● **What you have to do**: A verbatim copy of each record is required.

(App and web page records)
Segment Open

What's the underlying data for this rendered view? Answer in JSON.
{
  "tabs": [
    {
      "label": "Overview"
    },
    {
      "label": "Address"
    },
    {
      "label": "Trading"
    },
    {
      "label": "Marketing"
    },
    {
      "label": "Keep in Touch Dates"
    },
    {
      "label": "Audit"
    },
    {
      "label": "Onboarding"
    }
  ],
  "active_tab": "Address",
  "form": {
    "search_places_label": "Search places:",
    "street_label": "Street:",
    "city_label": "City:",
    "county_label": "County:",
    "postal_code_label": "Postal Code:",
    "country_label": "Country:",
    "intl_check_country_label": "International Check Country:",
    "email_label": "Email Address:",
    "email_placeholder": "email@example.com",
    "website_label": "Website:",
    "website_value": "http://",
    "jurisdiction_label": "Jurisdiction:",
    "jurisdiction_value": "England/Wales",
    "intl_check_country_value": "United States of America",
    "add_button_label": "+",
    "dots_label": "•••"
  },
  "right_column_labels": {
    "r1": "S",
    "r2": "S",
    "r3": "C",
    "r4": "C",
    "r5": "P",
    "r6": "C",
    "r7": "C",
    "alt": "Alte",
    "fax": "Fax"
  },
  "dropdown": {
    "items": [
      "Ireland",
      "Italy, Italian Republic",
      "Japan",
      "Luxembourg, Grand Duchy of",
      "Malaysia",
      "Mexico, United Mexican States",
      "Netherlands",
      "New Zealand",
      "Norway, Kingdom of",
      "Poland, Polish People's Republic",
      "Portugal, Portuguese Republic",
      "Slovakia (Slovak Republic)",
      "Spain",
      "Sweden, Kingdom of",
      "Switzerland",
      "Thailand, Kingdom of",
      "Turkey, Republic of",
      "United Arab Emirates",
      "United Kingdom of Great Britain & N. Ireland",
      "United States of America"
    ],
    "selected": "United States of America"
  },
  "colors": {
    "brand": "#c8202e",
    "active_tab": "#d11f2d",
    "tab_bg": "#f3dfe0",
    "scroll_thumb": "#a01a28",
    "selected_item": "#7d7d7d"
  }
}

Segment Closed

● **Finished exercise**:
What's the underlying data for this rendered view? Answer in JSON.
{
  "tabs": [
    {
      "label": "Overview"
    },
    {
      "label": "Address"
    },
    {
      "label": "Trading"
    },
    {
      "label": "Marketing"
    },
    {
      "label": "Keep in Touch Dates"
    },
    {
      "label": "Audit"
    },
    {
      "label": "Onboarding"
    }
  ],
  "active_tab": "Address",
  "form": {
    "search_places_label": "Search places:",
    "street_label": "Street:",
    "city_label": "City:",
    "county_label": "County:",
    "postal_code_label": "Postal Code:",
    "country_label": "Country:",
    "intl_check_country_label": "International Check Country:",
    "email_label": "Email Address:",
    "email_placeholder": "email@example.com",
    "website_label": "Website:",
    "website_value": "http://",
    "jurisdiction_label": "Jurisdiction:",
    "jurisdiction_value": "England/Wales",
    "intl_check_country_value": "United States of America",
    "add_button_label": "+",
    "dots_label": "•••"
  },
  "right_column_labels": {
    "r1": "S",
    "r2": "S",
    "r3": "C",
    "r4": "C",
    "r5": "P",
    "r6": "C",
    "r7": "C",
    "alt": "Alte",
    "fax": "Fax"
  },
  "dropdown": {
    "items": [
      "Ireland",
      "Italy, Italian Republic",
      "Japan",
      "Luxembourg, Grand Duchy of",
      "Malaysia",
      "Mexico, United Mexican States",
      "Netherlands",
      "New Zealand",
      "Norway, Kingdom of",
      "Poland, Polish People's Republic",
      "Portugal, Portuguese Republic",
      "Slovakia (Slovak Republic)",
      "Spain",
      "Sweden, Kingdom of",
      "Switzerland",
      "Thailand, Kingdom of",
      "Turkey, Republic of",
      "United Arab Emirates",
      "United Kingdom of Great Britain & N. Ireland",
      "United States of America"
    ],
    "selected": "United States of America"
  },
  "colors": {
    "brand": "#c8202e",
    "active_tab": "#d11f2d",
    "tab_bg": "#f3dfe0",
    "scroll_thumb": "#a01a28",
    "selected_item": "#7d7d7d"
  }
}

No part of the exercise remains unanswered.